Our Man Flint (1966)

Our Man Flint (1966), directed by Daniel Mann.

James Bond spoofs began early in the series. The two Derek Flint films were the best and most successful. They were fun at the time. Now: well, you have to project yourself back to the mid-60s very light and silly ambience. The sexual politics: hoo, boy!

A group of tyrannical do-gooder scientists have collected their minions at a secret island base (behind the waterfall, under the exploding mountain) and are disrupting world weather until Earth surrenders to their domination. Their goals...are a bit fuzzy. Like Dr Horrible, they just need to rule. It involves mind control and women programmed to be Pleasure Units (who are branded with a hot electric gizmo).
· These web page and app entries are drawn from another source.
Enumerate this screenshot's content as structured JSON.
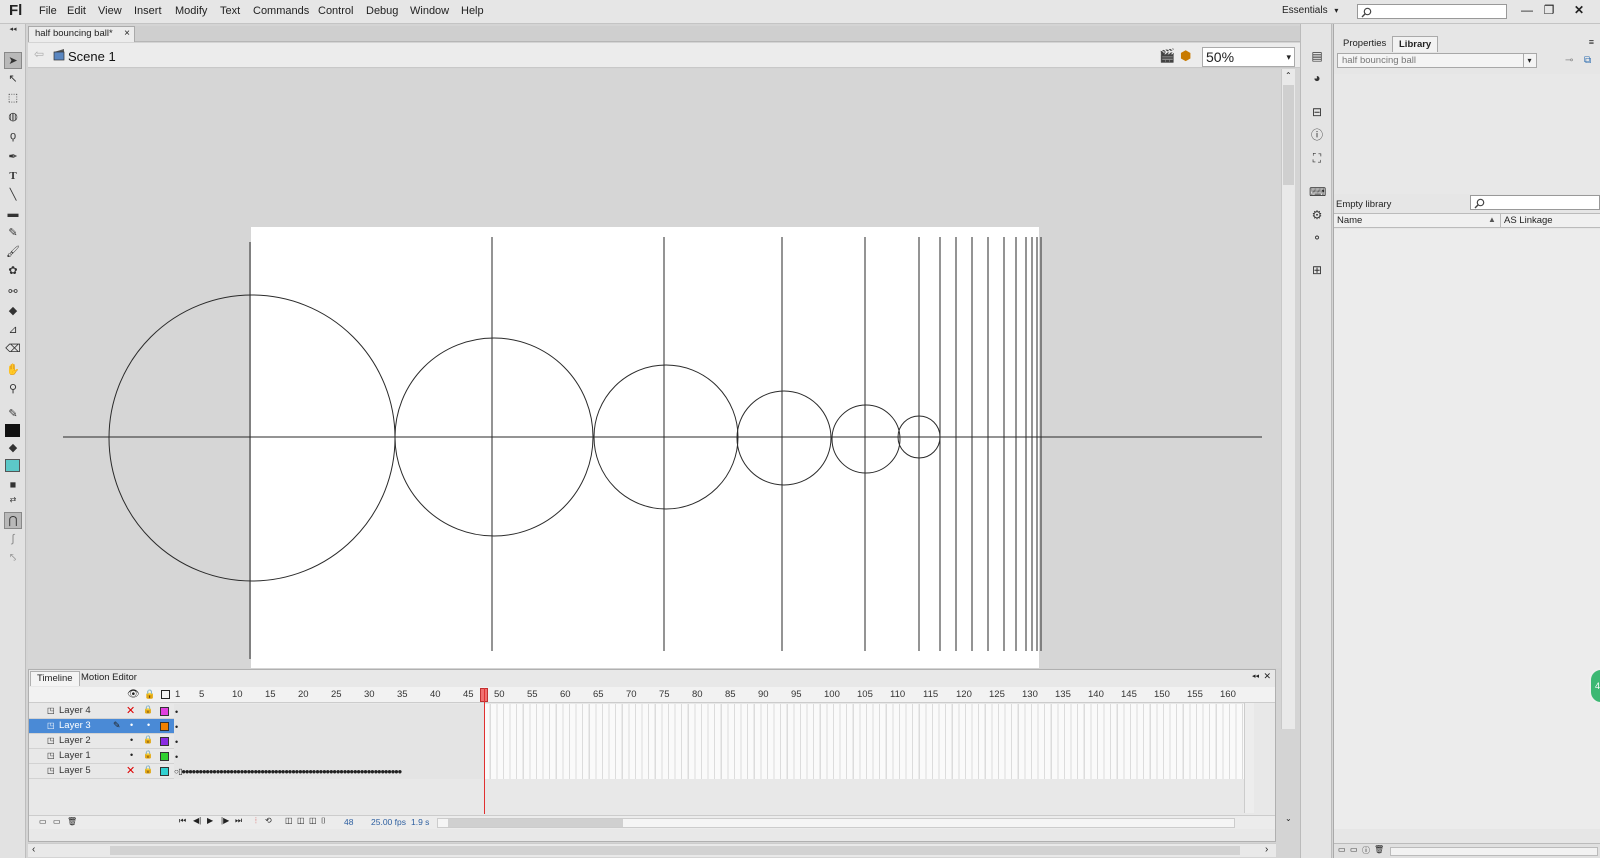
{
  "app": {
    "logo": "Fl",
    "menu": [
      "File",
      "Edit",
      "View",
      "Insert",
      "Modify",
      "Text",
      "Commands",
      "Control",
      "Debug",
      "Window",
      "Help"
    ],
    "workspace": "Essentials",
    "search_placeholder": "",
    "window_buttons": [
      "—",
      "❐",
      "✕"
    ]
  },
  "document": {
    "tab_title": "half bouncing ball*",
    "tab_close": "×",
    "scene": "Scene 1",
    "zoom": "50%"
  },
  "timeline": {
    "tabs": [
      "Timeline",
      "Motion Editor"
    ],
    "frame_ruler": [
      "1",
      "5",
      "10",
      "15",
      "20",
      "25",
      "30",
      "35",
      "40",
      "45",
      "50",
      "55",
      "60",
      "65",
      "70",
      "75",
      "80",
      "85",
      "90",
      "95",
      "100",
      "105",
      "110",
      "115",
      "120",
      "125",
      "130",
      "135",
      "140",
      "145",
      "150",
      "155",
      "160"
    ],
    "layers": [
      {
        "name": "Layer 4",
        "visibility": "hidden",
        "color": "#e040e0"
      },
      {
        "name": "Layer 3",
        "visibility": "visible",
        "color": "#f08000",
        "selected": true
      },
      {
        "name": "Layer 2",
        "visibility": "visible",
        "color": "#8a2be2"
      },
      {
        "name": "Layer 1",
        "visibility": "visible",
        "color": "#30d030"
      },
      {
        "name": "Layer 5",
        "visibility": "hidden",
        "color": "#30d0d0"
      }
    ],
    "current_frame": "48",
    "fps": "25.00 fps",
    "elapsed": "1.9 s"
  },
  "library": {
    "tabs": [
      "Properties",
      "Library"
    ],
    "selected_document": "half bouncing ball",
    "empty_text": "Empty library",
    "columns": [
      "Name",
      "AS Linkage"
    ]
  },
  "badge": "4"
}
World spy organization ZOWIE calls for independent agent Flint. He keeps a stable of women, is expert in martial arts and mental disciplines of the East, speaks all languages, is an art collector and ballet dancer, is familiar with every dangerous spot in the world, builds his own gadgets and has his own jet. Maybe Buckaroo Banzai could take him but it would be a close thing.

This is James Coburn's first starring role and he is appealing as the playboy genius agent. He is too tall and thin for the running and punching work, but he makes up for it with style and wit.
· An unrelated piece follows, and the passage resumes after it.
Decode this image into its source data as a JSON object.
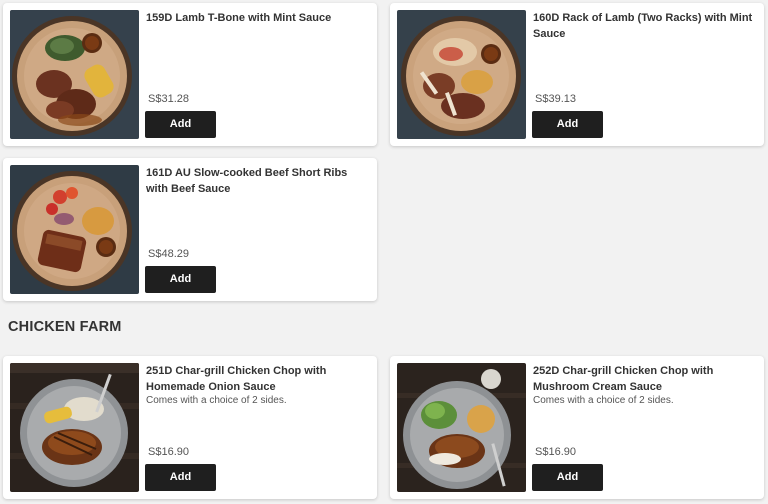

We have a bunch of Bond quotes in the gadgets and names: they mention SPECTRE and we meet agent 0008 briefly. The President sounds like LBJ. The enemy femme fatale was a former Miss Israel.
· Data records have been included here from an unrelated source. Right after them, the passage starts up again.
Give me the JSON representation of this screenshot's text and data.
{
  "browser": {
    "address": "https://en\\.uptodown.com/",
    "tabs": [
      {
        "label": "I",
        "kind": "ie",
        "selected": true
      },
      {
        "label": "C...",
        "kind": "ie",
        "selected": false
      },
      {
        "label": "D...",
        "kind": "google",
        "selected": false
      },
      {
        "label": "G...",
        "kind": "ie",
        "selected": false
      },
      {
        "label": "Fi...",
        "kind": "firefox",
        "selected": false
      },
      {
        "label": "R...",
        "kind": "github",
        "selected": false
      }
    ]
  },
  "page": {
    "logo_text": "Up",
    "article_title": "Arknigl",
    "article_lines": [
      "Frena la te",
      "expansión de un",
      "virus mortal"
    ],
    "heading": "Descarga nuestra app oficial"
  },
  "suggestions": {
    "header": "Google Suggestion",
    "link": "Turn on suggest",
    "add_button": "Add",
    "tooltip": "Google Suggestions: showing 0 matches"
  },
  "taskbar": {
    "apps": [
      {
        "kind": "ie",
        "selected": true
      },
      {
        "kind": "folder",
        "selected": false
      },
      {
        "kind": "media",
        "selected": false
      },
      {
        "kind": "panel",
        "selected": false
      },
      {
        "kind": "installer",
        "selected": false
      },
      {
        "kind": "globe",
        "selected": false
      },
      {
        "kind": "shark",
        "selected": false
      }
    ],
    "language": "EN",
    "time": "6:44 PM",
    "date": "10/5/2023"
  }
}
1960s sets tend to look cheap. Believe it or not, this had the same budget as Goldfinger (1964), which looks vastly more expensive. The Bond production people delivered more for the money.

Jerry Goldsmith score.

The Blu-ray is a Twilight Times limited edition. The image quality is only fair. Two 1960s film buffs and authors provide a happy, wide-ranging commentary track. Isolated score.